Search the entries below for the word "this", then copy each line in which it is found.

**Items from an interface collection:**
────

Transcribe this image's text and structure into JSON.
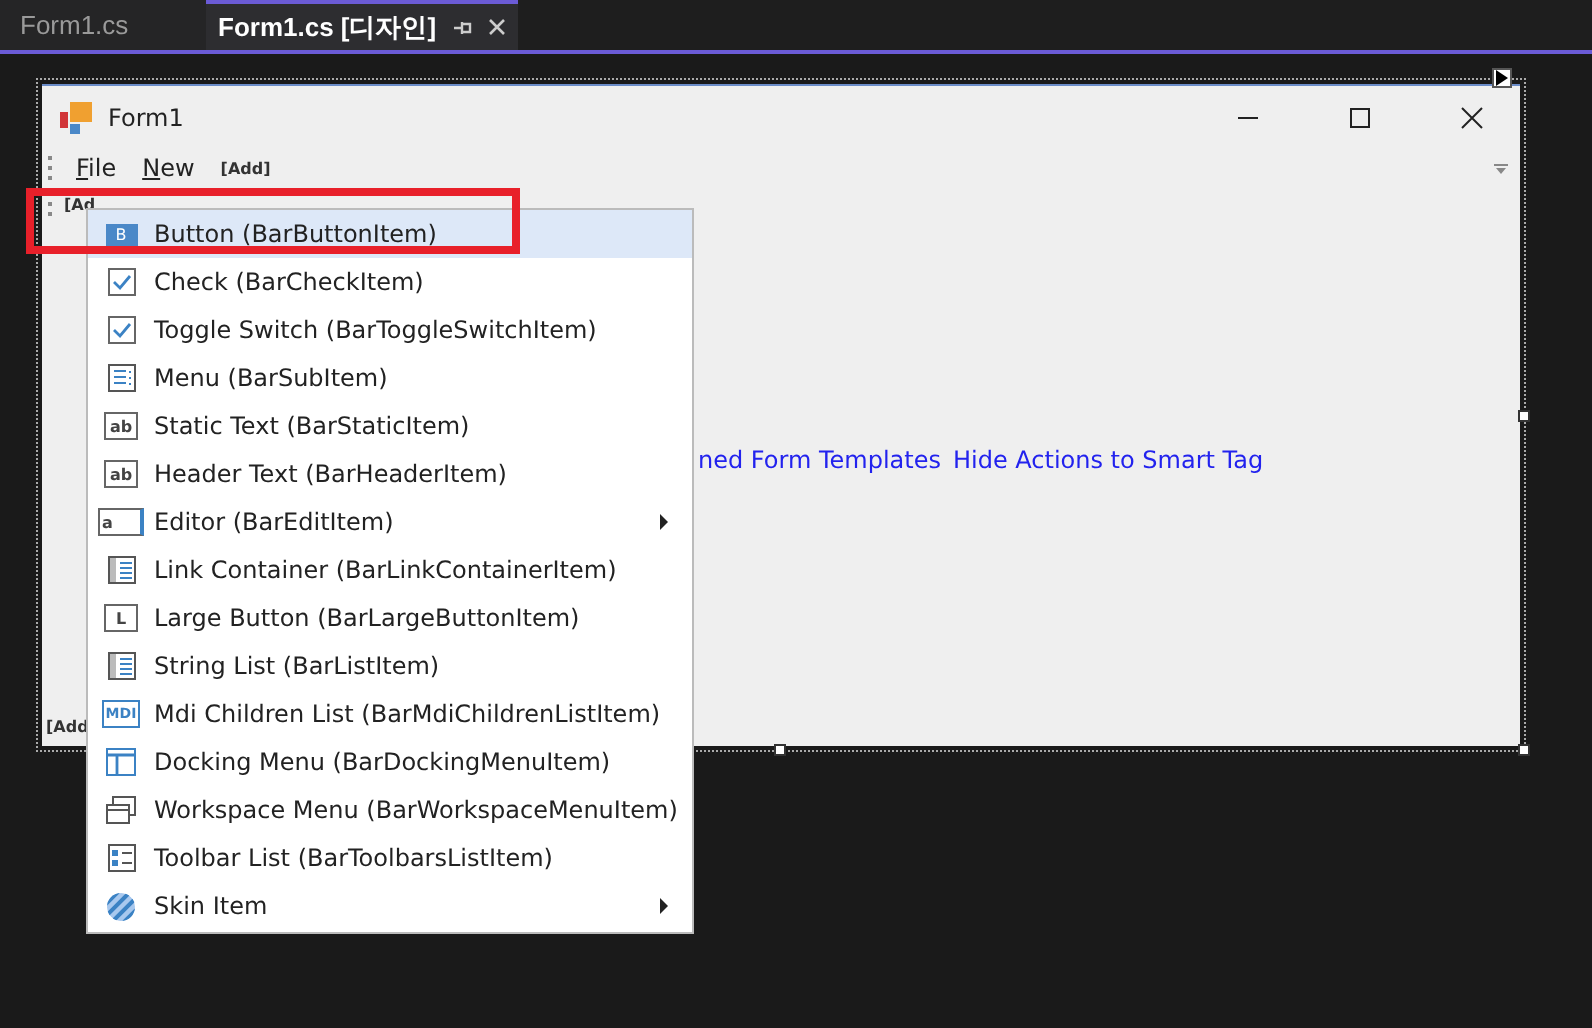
{
  "tabs": [
    {
      "label": "Form1.cs",
      "selected": false
    },
    {
      "label": "Form1.cs [디자인]",
      "selected": true
    }
  ],
  "form": {
    "title": "Form1",
    "menu": [
      {
        "label": "File"
      },
      {
        "label": "New"
      }
    ],
    "menu_add": "[Add]",
    "bar2_add": "[Ad",
    "links": [
      "ned Form Templates",
      "Hide Actions to Smart Tag"
    ],
    "status_add": "[Add"
  },
  "popup": {
    "items": [
      {
        "label": "Button (BarButtonItem)",
        "kind": "button",
        "icon_text": "B",
        "submenu": false,
        "selected": true
      },
      {
        "label": "Check (BarCheckItem)",
        "kind": "check",
        "submenu": false,
        "selected": false
      },
      {
        "label": "Toggle Switch (BarToggleSwitchItem)",
        "kind": "check",
        "submenu": false,
        "selected": false
      },
      {
        "label": "Menu (BarSubItem)",
        "kind": "menu",
        "submenu": false,
        "selected": false
      },
      {
        "label": "Static Text (BarStaticItem)",
        "kind": "text",
        "icon_text": "ab",
        "submenu": false,
        "selected": false
      },
      {
        "label": "Header Text (BarHeaderItem)",
        "kind": "text",
        "icon_text": "ab",
        "submenu": false,
        "selected": false
      },
      {
        "label": "Editor (BarEditItem)",
        "kind": "editor",
        "icon_text": "a",
        "submenu": true,
        "selected": false
      },
      {
        "label": "Link Container (BarLinkContainerItem)",
        "kind": "list",
        "submenu": false,
        "selected": false
      },
      {
        "label": "Large Button (BarLargeButtonItem)",
        "kind": "large",
        "icon_text": "L",
        "submenu": false,
        "selected": false
      },
      {
        "label": "String List (BarListItem)",
        "kind": "list",
        "submenu": false,
        "selected": false
      },
      {
        "label": "Mdi Children List (BarMdiChildrenListItem)",
        "kind": "mdi",
        "icon_text": "MDI",
        "submenu": false,
        "selected": false
      },
      {
        "label": "Docking Menu (BarDockingMenuItem)",
        "kind": "docking",
        "submenu": false,
        "selected": false
      },
      {
        "label": "Workspace Menu (BarWorkspaceMenuItem)",
        "kind": "workspace",
        "submenu": false,
        "selected": false
      },
      {
        "label": "Toolbar List (BarToolbarsListItem)",
        "kind": "toolbars",
        "submenu": false,
        "selected": false
      },
      {
        "label": "Skin Item",
        "kind": "skin",
        "submenu": true,
        "selected": false
      }
    ]
  }
}
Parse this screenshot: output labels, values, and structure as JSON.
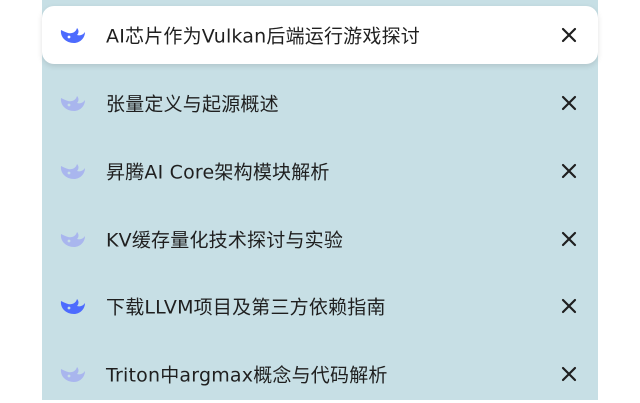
{
  "colors": {
    "panel_bg": "#c7dfe5",
    "active_bg": "#ffffff",
    "logo_strong": "#4d6bfe",
    "logo_faded": "#a9b6ee",
    "text": "#1f1f1f",
    "close": "#1f1f1f"
  },
  "conversations": [
    {
      "title": "AI芯片作为Vulkan后端运行游戏探讨",
      "active": true,
      "logo": "deepseek-whale-icon",
      "logo_style": "strong"
    },
    {
      "title": "张量定义与起源概述",
      "active": false,
      "logo": "deepseek-whale-icon",
      "logo_style": "faded"
    },
    {
      "title": "昇腾AI Core架构模块解析",
      "active": false,
      "logo": "deepseek-whale-icon",
      "logo_style": "faded"
    },
    {
      "title": "KV缓存量化技术探讨与实验",
      "active": false,
      "logo": "deepseek-whale-icon",
      "logo_style": "faded"
    },
    {
      "title": "下载LLVM项目及第三方依赖指南",
      "active": false,
      "logo": "deepseek-whale-icon",
      "logo_style": "strong"
    },
    {
      "title": "Triton中argmax概念与代码解析",
      "active": false,
      "logo": "deepseek-whale-icon",
      "logo_style": "faded"
    }
  ],
  "close_icon": "close-icon"
}
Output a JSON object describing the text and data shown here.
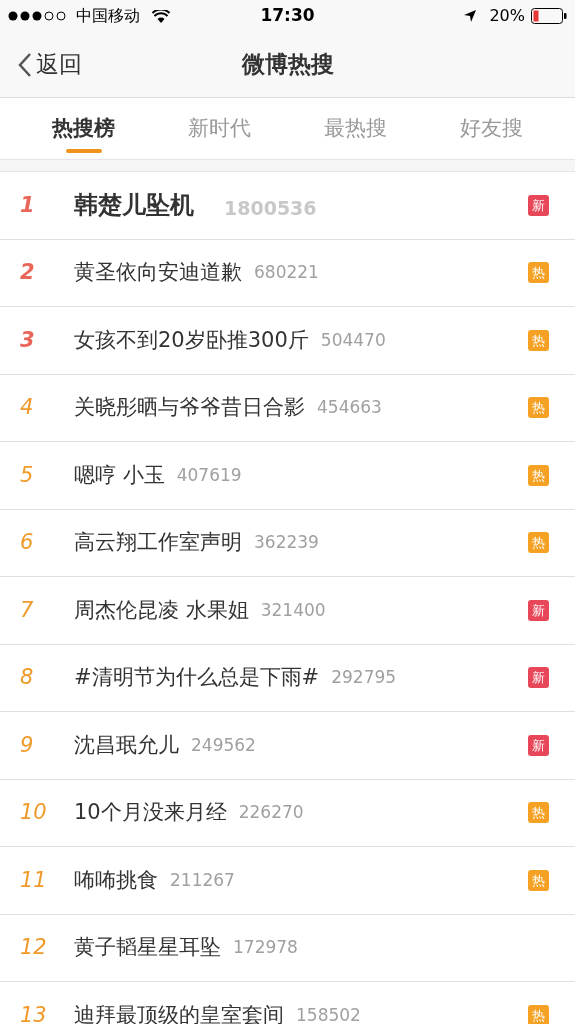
{
  "status_bar": {
    "carrier": "中国移动",
    "time": "17:30",
    "battery": "20%"
  },
  "nav": {
    "back": "返回",
    "title": "微博热搜"
  },
  "tabs": [
    {
      "label": "热搜榜",
      "selected": true
    },
    {
      "label": "新时代",
      "selected": false
    },
    {
      "label": "最热搜",
      "selected": false
    },
    {
      "label": "好友搜",
      "selected": false
    }
  ],
  "items": [
    {
      "rank": "1",
      "title": "韩楚儿坠机",
      "count": "1800536",
      "featured": true,
      "color": "#e8675a",
      "badge": {
        "kind": "new",
        "text": "新"
      }
    },
    {
      "rank": "2",
      "title": "黄圣依向安迪道歉",
      "count": "680221",
      "featured": false,
      "color": "#e8675a",
      "badge": {
        "kind": "hot",
        "text": "热"
      }
    },
    {
      "rank": "3",
      "title": "女孩不到20岁卧推300斤",
      "count": "504470",
      "featured": false,
      "color": "#e8675a",
      "badge": {
        "kind": "hot",
        "text": "热"
      }
    },
    {
      "rank": "4",
      "title": "关晓彤晒与爷爷昔日合影",
      "count": "454663",
      "featured": false,
      "color": "#f09a2a",
      "badge": {
        "kind": "hot",
        "text": "热"
      }
    },
    {
      "rank": "5",
      "title": "嗯哼 小玉",
      "count": "407619",
      "featured": false,
      "color": "#f09a2a",
      "badge": {
        "kind": "hot",
        "text": "热"
      }
    },
    {
      "rank": "6",
      "title": "高云翔工作室声明",
      "count": "362239",
      "featured": false,
      "color": "#f09a2a",
      "badge": {
        "kind": "hot",
        "text": "热"
      }
    },
    {
      "rank": "7",
      "title": "周杰伦昆凌 水果姐",
      "count": "321400",
      "featured": false,
      "color": "#f09a2a",
      "badge": {
        "kind": "new",
        "text": "新"
      }
    },
    {
      "rank": "8",
      "title": "#清明节为什么总是下雨#",
      "count": "292795",
      "featured": false,
      "color": "#f09a2a",
      "badge": {
        "kind": "new",
        "text": "新"
      }
    },
    {
      "rank": "9",
      "title": "沈昌珉允儿",
      "count": "249562",
      "featured": false,
      "color": "#f09a2a",
      "badge": {
        "kind": "new",
        "text": "新"
      }
    },
    {
      "rank": "10",
      "title": "10个月没来月经",
      "count": "226270",
      "featured": false,
      "color": "#f09a2a",
      "badge": {
        "kind": "hot",
        "text": "热"
      }
    },
    {
      "rank": "11",
      "title": "咘咘挑食",
      "count": "211267",
      "featured": false,
      "color": "#f09a2a",
      "badge": {
        "kind": "hot",
        "text": "热"
      }
    },
    {
      "rank": "12",
      "title": "黄子韬星星耳坠",
      "count": "172978",
      "featured": false,
      "color": "#f09a2a"
    },
    {
      "rank": "13",
      "title": "迪拜最顶级的皇室套间",
      "count": "158502",
      "featured": false,
      "color": "#f09a2a",
      "badge": {
        "kind": "hot",
        "text": "热"
      }
    }
  ]
}
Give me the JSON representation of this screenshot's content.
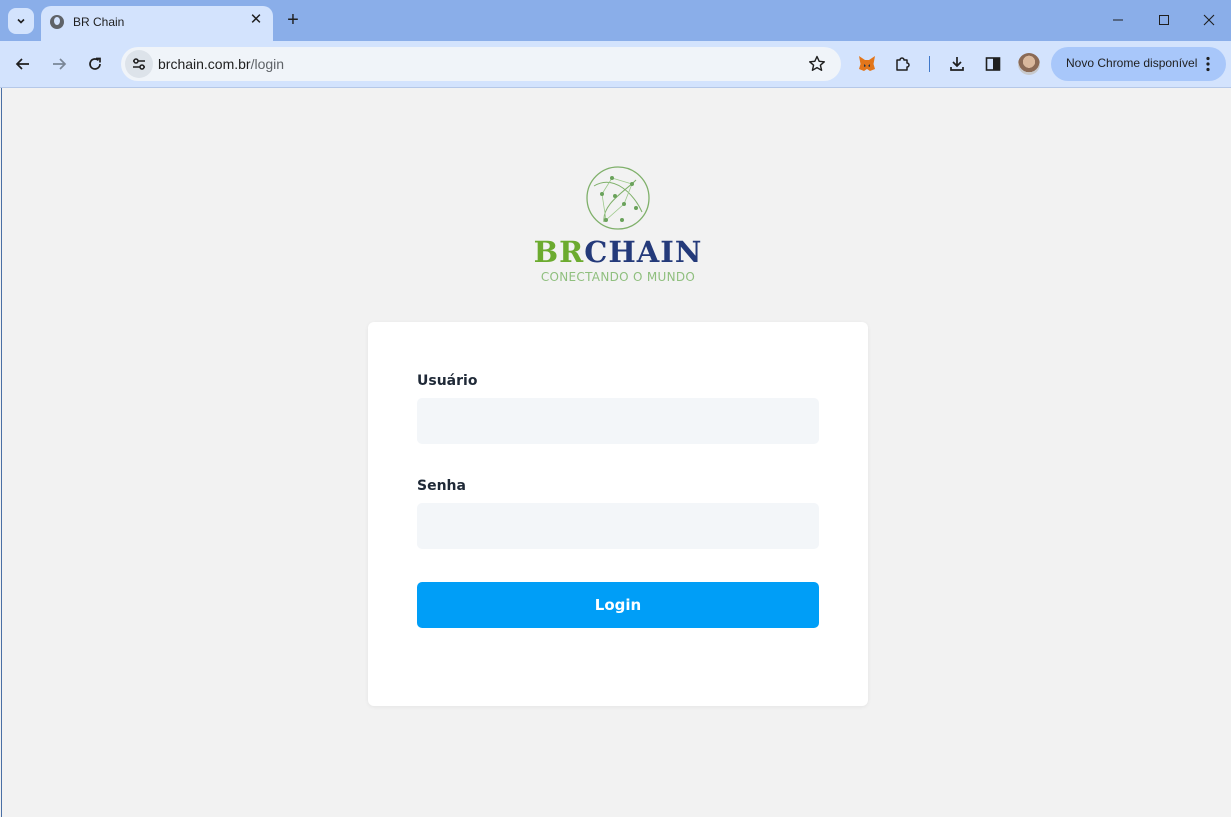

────

**PROBLEM SOLUTION:**
Transcribe this image's text and structure into JSON.
Parse this screenshot: output labels, values, and structure as JSON.
Give me the JSON representation of this screenshot's content.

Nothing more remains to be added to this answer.